§ **THE TASK**: Print a faithful copy of the data below, word for word, with the pictures left out.

(Collection entries)

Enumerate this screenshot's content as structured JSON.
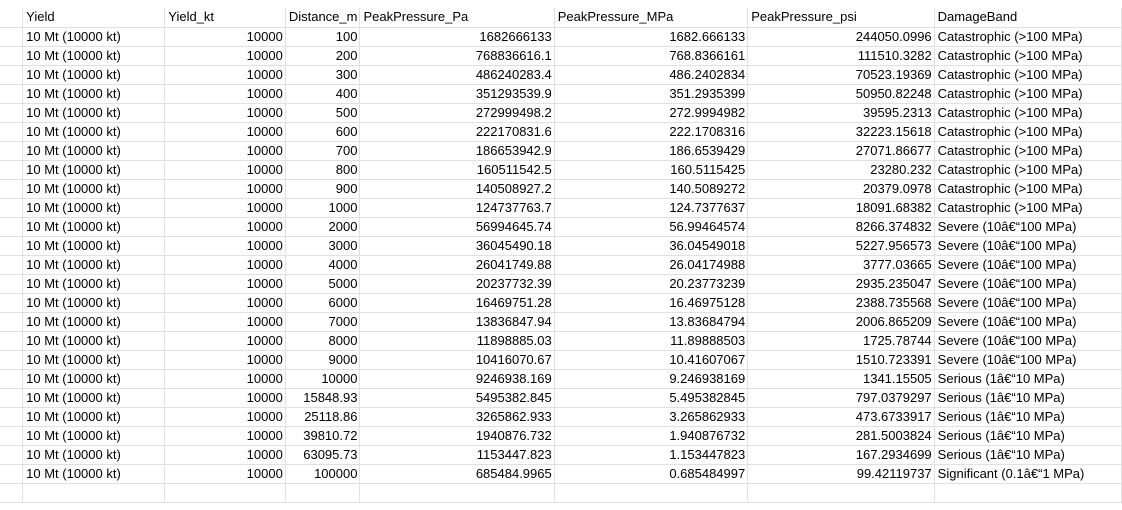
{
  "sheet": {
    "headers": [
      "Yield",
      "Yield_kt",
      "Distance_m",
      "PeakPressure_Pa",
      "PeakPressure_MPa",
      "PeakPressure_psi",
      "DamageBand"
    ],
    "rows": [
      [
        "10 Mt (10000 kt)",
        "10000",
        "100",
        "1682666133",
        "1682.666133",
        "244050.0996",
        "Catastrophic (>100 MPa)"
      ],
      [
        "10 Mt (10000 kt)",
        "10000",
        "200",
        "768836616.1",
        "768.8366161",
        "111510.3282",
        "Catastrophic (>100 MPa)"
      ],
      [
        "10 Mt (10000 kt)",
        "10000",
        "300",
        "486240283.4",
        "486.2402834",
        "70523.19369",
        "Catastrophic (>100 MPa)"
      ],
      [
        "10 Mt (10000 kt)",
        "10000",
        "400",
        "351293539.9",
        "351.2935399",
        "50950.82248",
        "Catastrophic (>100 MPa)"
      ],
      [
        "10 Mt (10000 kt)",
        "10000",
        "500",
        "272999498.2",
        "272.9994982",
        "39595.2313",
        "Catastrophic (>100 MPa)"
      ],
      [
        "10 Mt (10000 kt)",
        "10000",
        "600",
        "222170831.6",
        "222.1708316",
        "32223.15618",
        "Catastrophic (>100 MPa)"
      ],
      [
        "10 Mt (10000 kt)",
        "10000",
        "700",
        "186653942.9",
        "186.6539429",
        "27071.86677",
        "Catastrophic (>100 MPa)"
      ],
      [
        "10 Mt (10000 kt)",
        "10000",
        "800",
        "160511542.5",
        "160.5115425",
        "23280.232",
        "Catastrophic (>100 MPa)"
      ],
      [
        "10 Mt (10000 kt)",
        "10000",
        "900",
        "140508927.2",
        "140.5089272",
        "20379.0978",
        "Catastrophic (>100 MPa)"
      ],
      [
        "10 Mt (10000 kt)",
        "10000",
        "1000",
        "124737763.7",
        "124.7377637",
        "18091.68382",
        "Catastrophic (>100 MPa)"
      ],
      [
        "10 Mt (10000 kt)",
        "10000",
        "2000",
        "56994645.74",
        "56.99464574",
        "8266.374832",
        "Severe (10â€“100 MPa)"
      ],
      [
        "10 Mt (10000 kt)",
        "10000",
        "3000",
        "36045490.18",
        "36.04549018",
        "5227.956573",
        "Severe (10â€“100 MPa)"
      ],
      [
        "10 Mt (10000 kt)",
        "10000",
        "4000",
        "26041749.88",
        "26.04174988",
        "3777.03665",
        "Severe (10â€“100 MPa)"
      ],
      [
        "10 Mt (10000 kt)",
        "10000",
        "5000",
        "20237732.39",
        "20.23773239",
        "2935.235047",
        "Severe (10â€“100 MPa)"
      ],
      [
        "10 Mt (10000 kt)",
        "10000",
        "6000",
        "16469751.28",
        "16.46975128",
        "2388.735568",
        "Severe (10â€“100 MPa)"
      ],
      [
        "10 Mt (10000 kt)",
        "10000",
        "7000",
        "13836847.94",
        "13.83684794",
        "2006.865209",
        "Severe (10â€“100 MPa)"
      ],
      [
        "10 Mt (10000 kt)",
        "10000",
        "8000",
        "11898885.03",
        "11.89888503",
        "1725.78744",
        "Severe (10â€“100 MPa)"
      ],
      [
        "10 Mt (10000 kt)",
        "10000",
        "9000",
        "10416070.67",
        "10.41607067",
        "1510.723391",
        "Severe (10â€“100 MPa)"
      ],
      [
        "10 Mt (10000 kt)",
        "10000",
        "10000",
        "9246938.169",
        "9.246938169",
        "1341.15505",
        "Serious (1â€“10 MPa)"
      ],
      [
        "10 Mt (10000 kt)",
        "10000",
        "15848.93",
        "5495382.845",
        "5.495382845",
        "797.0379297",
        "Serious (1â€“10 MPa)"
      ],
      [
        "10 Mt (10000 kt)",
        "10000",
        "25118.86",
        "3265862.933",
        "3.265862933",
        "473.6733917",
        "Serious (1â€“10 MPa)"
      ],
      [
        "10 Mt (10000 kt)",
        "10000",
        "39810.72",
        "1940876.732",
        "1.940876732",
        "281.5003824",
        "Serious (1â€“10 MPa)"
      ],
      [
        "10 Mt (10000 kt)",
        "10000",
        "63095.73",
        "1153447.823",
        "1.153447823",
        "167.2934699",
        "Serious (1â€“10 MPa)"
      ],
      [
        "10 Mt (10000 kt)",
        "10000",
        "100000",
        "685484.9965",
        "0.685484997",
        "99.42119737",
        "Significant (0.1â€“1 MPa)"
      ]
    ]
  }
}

§ **TASK ANSWER**:
Enumerate this screenshot's content as structured JSON.
{
  "sheet": {
    "headers": [
      "Yield",
      "Yield_kt",
      "Distance_m",
      "PeakPressure_Pa",
      "PeakPressure_MPa",
      "PeakPressure_psi",
      "DamageBand"
    ],
    "rows": [
      [
        "10 Mt (10000 kt)",
        "10000",
        "100",
        "1682666133",
        "1682.666133",
        "244050.0996",
        "Catastrophic (>100 MPa)"
      ],
      [
        "10 Mt (10000 kt)",
        "10000",
        "200",
        "768836616.1",
        "768.8366161",
        "111510.3282",
        "Catastrophic (>100 MPa)"
      ],
      [
        "10 Mt (10000 kt)",
        "10000",
        "300",
        "486240283.4",
        "486.2402834",
        "70523.19369",
        "Catastrophic (>100 MPa)"
      ],
      [
        "10 Mt (10000 kt)",
        "10000",
        "400",
        "351293539.9",
        "351.2935399",
        "50950.82248",
        "Catastrophic (>100 MPa)"
      ],
      [
        "10 Mt (10000 kt)",
        "10000",
        "500",
        "272999498.2",
        "272.9994982",
        "39595.2313",
        "Catastrophic (>100 MPa)"
      ],
      [
        "10 Mt (10000 kt)",
        "10000",
        "600",
        "222170831.6",
        "222.1708316",
        "32223.15618",
        "Catastrophic (>100 MPa)"
      ],
      [
        "10 Mt (10000 kt)",
        "10000",
        "700",
        "186653942.9",
        "186.6539429",
        "27071.86677",
        "Catastrophic (>100 MPa)"
      ],
      [
        "10 Mt (10000 kt)",
        "10000",
        "800",
        "160511542.5",
        "160.5115425",
        "23280.232",
        "Catastrophic (>100 MPa)"
      ],
      [
        "10 Mt (10000 kt)",
        "10000",
        "900",
        "140508927.2",
        "140.5089272",
        "20379.0978",
        "Catastrophic (>100 MPa)"
      ],
      [
        "10 Mt (10000 kt)",
        "10000",
        "1000",
        "124737763.7",
        "124.7377637",
        "18091.68382",
        "Catastrophic (>100 MPa)"
      ],
      [
        "10 Mt (10000 kt)",
        "10000",
        "2000",
        "56994645.74",
        "56.99464574",
        "8266.374832",
        "Severe (10â€“100 MPa)"
      ],
      [
        "10 Mt (10000 kt)",
        "10000",
        "3000",
        "36045490.18",
        "36.04549018",
        "5227.956573",
        "Severe (10â€“100 MPa)"
      ],
      [
        "10 Mt (10000 kt)",
        "10000",
        "4000",
        "26041749.88",
        "26.04174988",
        "3777.03665",
        "Severe (10â€“100 MPa)"
      ],
      [
        "10 Mt (10000 kt)",
        "10000",
        "5000",
        "20237732.39",
        "20.23773239",
        "2935.235047",
        "Severe (10â€“100 MPa)"
      ],
      [
        "10 Mt (10000 kt)",
        "10000",
        "6000",
        "16469751.28",
        "16.46975128",
        "2388.735568",
        "Severe (10â€“100 MPa)"
      ],
      [
        "10 Mt (10000 kt)",
        "10000",
        "7000",
        "13836847.94",
        "13.83684794",
        "2006.865209",
        "Severe (10â€“100 MPa)"
      ],
      [
        "10 Mt (10000 kt)",
        "10000",
        "8000",
        "11898885.03",
        "11.89888503",
        "1725.78744",
        "Severe (10â€“100 MPa)"
      ],
      [
        "10 Mt (10000 kt)",
        "10000",
        "9000",
        "10416070.67",
        "10.41607067",
        "1510.723391",
        "Severe (10â€“100 MPa)"
      ],
      [
        "10 Mt (10000 kt)",
        "10000",
        "10000",
        "9246938.169",
        "9.246938169",
        "1341.15505",
        "Serious (1â€“10 MPa)"
      ],
      [
        "10 Mt (10000 kt)",
        "10000",
        "15848.93",
        "5495382.845",
        "5.495382845",
        "797.0379297",
        "Serious (1â€“10 MPa)"
      ],
      [
        "10 Mt (10000 kt)",
        "10000",
        "25118.86",
        "3265862.933",
        "3.265862933",
        "473.6733917",
        "Serious (1â€“10 MPa)"
      ],
      [
        "10 Mt (10000 kt)",
        "10000",
        "39810.72",
        "1940876.732",
        "1.940876732",
        "281.5003824",
        "Serious (1â€“10 MPa)"
      ],
      [
        "10 Mt (10000 kt)",
        "10000",
        "63095.73",
        "1153447.823",
        "1.153447823",
        "167.2934699",
        "Serious (1â€“10 MPa)"
      ],
      [
        "10 Mt (10000 kt)",
        "10000",
        "100000",
        "685484.9965",
        "0.685484997",
        "99.42119737",
        "Significant (0.1â€“1 MPa)"
      ]
    ]
  }
}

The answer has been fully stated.